Players: Susan Shaw, Alan Wheatley, Nigel Buchanan, Jane Carr, Leslie Dwyer, Frederick Piper

It's That Man Again (1943)

The mayor of Foaming-at-the-Mouth (Tommy Handley) has spent the town's rate money gambling, and all he has to show for it are the deeds to a London theatre, the Olympia. When he goes to look at the theatre he finds a bombed-out shell. He also finds a Theatrical School in the remains of the theatre, and its pupils want their money back. Hanley manages to sell a play by an alcoholic playwright to the theatre next door, but the pupils are determined to have their moment in the spotlight and force their way into the production, wreaking it in the process. All's well when someone offers to buy the land the Olympia stood on.  

As plots go, it's all pretty basic; but that's not the point. For this is the film version of ITMA - the most famous radio comedy of the war.

ITMA ran on radio between 1939 and 1949 and at its height it had over 20 million listeners. It became as much a part of wartime Britain as rationing and Vera Lynn. It only ended with the death of Tommy Handley. After a shaky start as a Band Waggon imitation it developed its own style and became the ultimate catchphrase comedy. It's this development (charted in Andy Foster's and Steve Furst's book Radio Comedy 1938-1968) that makes ITMA so difficult for modern audiences to understand. It was also extremely topical which makes many of the jokes meaningless today.
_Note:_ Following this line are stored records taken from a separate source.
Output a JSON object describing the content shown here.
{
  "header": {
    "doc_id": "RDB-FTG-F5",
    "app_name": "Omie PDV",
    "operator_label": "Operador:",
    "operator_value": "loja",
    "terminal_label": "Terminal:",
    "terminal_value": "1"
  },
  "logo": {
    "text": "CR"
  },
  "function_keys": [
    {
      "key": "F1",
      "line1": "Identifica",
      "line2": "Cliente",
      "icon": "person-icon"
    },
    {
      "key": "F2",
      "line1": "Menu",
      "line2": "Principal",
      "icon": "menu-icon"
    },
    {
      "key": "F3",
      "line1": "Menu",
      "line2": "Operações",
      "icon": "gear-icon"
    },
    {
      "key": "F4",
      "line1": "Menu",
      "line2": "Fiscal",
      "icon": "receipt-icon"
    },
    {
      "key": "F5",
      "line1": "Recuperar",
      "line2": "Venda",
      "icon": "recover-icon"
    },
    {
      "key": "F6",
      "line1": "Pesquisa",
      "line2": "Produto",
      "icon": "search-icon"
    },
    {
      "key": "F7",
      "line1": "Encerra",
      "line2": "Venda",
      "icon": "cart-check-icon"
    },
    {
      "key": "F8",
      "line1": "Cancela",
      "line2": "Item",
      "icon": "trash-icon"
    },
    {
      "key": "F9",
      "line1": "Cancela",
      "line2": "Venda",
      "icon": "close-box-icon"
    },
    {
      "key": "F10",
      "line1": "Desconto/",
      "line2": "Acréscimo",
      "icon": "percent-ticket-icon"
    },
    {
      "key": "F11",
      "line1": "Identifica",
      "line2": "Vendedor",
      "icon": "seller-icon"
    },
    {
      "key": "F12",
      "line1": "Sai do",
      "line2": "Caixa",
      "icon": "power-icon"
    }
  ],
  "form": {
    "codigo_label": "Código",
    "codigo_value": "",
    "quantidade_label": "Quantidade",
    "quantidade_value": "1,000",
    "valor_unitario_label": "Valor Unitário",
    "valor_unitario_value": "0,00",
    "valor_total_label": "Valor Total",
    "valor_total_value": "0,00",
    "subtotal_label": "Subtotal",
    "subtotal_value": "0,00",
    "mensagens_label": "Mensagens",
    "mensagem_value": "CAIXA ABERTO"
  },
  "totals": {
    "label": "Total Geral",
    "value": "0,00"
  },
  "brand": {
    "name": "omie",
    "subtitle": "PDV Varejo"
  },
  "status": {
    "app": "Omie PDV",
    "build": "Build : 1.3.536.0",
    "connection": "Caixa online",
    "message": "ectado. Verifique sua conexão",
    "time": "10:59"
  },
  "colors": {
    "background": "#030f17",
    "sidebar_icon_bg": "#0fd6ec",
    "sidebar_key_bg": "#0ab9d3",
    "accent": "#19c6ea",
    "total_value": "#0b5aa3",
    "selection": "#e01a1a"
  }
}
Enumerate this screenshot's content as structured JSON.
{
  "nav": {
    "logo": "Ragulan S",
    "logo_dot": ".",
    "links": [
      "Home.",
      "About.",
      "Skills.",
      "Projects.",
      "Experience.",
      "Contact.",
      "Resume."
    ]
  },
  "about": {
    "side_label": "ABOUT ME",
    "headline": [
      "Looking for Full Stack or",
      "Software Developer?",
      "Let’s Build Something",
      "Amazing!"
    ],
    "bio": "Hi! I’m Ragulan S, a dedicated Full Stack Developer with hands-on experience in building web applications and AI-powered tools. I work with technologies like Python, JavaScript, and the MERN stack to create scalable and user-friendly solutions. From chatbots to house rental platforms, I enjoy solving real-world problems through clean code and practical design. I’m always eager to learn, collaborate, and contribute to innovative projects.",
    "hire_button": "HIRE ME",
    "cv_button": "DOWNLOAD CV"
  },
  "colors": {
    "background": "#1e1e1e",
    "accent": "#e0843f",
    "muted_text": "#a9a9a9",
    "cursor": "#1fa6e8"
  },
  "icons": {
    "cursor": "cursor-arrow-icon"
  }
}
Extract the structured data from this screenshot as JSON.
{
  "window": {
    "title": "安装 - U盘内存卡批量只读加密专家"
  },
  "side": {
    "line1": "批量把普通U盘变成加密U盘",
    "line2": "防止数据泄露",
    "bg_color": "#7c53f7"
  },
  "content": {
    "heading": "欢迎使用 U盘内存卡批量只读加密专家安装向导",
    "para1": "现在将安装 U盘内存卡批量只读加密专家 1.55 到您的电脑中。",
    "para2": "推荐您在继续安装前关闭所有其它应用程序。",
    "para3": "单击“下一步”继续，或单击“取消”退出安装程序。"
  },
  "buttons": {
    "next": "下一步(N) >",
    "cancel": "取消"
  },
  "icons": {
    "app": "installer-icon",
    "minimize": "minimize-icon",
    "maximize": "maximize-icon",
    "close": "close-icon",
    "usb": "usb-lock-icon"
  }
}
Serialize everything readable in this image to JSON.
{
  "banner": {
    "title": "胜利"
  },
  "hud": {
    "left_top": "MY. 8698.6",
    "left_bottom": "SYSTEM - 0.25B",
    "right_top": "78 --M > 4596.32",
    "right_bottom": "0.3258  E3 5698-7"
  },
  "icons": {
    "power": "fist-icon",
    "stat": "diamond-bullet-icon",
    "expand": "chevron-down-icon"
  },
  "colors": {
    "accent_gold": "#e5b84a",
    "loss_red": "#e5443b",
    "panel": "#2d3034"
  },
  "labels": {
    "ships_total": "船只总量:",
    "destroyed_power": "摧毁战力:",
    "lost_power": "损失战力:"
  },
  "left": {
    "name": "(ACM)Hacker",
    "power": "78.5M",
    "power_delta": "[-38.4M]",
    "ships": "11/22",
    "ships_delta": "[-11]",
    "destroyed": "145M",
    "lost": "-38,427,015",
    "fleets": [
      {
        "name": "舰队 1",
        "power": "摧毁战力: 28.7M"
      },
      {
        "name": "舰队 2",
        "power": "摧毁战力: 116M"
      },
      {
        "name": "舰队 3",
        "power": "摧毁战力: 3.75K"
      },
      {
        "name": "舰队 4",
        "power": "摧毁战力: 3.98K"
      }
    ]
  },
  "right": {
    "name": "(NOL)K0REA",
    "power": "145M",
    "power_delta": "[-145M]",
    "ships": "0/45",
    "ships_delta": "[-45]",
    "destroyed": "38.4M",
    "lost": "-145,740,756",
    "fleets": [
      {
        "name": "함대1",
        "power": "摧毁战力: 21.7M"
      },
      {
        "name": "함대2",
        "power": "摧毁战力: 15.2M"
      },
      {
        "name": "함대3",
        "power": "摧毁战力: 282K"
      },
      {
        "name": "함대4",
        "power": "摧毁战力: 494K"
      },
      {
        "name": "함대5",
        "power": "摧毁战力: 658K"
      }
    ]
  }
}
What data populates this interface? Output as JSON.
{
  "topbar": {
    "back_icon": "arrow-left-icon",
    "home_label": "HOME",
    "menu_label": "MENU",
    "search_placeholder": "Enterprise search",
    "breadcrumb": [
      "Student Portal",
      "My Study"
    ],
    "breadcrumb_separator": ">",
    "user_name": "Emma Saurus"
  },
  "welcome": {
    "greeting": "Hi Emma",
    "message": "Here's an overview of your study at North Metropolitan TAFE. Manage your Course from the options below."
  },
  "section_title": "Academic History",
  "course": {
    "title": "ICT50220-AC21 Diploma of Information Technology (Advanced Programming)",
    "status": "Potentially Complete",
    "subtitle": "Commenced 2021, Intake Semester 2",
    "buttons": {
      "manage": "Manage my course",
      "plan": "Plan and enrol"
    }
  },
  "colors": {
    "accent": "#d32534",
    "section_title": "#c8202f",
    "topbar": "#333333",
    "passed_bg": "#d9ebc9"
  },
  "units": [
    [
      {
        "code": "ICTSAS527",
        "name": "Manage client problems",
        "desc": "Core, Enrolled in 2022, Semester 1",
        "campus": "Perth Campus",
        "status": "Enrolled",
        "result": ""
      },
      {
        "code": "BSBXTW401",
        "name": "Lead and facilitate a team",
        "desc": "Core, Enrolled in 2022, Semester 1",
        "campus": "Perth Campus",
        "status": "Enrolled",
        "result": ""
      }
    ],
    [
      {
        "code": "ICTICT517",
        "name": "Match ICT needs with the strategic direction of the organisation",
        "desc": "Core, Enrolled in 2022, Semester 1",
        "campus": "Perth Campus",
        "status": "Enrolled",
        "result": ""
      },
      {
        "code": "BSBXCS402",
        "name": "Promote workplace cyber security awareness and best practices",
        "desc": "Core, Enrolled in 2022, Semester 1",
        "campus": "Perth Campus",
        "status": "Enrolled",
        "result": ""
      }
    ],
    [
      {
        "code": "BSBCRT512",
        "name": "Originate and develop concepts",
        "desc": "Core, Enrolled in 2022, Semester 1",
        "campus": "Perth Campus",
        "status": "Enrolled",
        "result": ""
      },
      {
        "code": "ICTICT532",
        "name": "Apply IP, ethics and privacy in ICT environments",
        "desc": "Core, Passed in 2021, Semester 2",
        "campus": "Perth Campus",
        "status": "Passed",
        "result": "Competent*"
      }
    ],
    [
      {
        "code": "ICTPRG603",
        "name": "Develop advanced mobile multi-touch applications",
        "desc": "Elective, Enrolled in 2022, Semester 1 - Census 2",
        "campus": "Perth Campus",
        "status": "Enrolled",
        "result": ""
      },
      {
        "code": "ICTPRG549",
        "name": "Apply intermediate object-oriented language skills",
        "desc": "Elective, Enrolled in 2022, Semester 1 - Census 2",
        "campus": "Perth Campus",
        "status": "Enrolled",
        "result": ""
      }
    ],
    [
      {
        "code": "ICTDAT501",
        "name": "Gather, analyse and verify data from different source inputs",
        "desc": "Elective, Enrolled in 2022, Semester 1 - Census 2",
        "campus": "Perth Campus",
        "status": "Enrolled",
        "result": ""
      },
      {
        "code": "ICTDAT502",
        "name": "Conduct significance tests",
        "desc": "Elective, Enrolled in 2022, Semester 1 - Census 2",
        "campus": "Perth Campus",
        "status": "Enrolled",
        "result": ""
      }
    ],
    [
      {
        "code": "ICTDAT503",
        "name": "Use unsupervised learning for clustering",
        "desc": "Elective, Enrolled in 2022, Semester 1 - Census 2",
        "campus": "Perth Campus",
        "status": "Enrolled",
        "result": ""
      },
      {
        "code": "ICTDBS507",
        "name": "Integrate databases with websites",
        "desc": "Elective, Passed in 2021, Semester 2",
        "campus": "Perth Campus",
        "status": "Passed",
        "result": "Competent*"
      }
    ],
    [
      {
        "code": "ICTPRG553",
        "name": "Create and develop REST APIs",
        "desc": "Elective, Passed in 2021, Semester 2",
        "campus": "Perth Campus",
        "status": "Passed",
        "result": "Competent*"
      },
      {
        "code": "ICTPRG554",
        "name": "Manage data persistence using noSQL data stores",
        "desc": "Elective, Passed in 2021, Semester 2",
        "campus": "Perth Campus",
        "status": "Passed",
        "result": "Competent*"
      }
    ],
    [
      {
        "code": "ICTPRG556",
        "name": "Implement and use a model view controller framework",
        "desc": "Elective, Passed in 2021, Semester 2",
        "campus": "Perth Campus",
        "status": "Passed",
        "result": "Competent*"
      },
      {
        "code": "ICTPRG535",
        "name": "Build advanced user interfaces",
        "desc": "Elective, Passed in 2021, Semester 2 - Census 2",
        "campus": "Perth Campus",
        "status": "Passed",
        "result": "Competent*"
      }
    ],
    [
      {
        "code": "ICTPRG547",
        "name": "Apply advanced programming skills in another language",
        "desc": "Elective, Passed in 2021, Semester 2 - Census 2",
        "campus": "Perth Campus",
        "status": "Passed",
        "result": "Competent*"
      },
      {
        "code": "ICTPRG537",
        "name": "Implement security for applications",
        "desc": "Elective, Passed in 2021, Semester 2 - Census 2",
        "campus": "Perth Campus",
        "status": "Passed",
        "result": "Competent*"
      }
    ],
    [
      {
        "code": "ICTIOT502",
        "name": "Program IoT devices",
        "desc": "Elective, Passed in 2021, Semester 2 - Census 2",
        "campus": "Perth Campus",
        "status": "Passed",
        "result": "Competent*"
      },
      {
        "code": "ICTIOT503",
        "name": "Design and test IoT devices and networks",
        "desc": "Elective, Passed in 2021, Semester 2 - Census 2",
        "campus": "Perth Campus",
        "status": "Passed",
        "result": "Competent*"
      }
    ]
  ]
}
The film version, stripped of most of its topical references, is now much more accessible than the original broadcasts that remain. The plot is just an excuse to shoe in as many of the radio characters as possible. Within the first four minutes we've had a phone call from Funf ("This is Funf speaking"), a visit from Ali-Oop ("I go - I come back") and a quick clean around from Mrs Mopp ("Can I do you now Sir?"). Other catchphrases include "It's me noives", "After you Claude - No, after you Cecil" and, most bafflingly of all, "Don't forget the Diver". Many of these phrases entered the language.

The regular ITMA team which included Jack Train, Dorothy Summers, Horace Percival, Dino Galvani and Sidney Keith are joined by Greta Gynt, Vera Frances and an uncredited Jean Kent. It's a fascinating social document which is occasionally very funny.

Script: Howard Irving Young, Ted Kavanagh

Director: Walter Forde

Players: Leonard Sharp, Claude Bailey, Richard George, Raymond Glendenning, Peter Noble, Franklin Bennett

Ivanhoe (1952)

MGM threw everything it had into this good version of the Scott classic. Robert Taylor looks a bit too peevish to a swashbuckling hero, but Elizabeth Taylor and Joan Fontaine make lovely heroines and George Sanders is a cracking villain.

Script adapt.: Aeneas Mackenzie, Noel Lanley. (o.a. Sir Walter Scott)

Director: Richard Thorpe

Players: Guy Rolfe, Emlyn Williams, Finlay Currie, Robert Douglas, Felix Aylmer, Megs Jenkins, Valentine Dyall, Sebastian Cabot, Carl Jaffe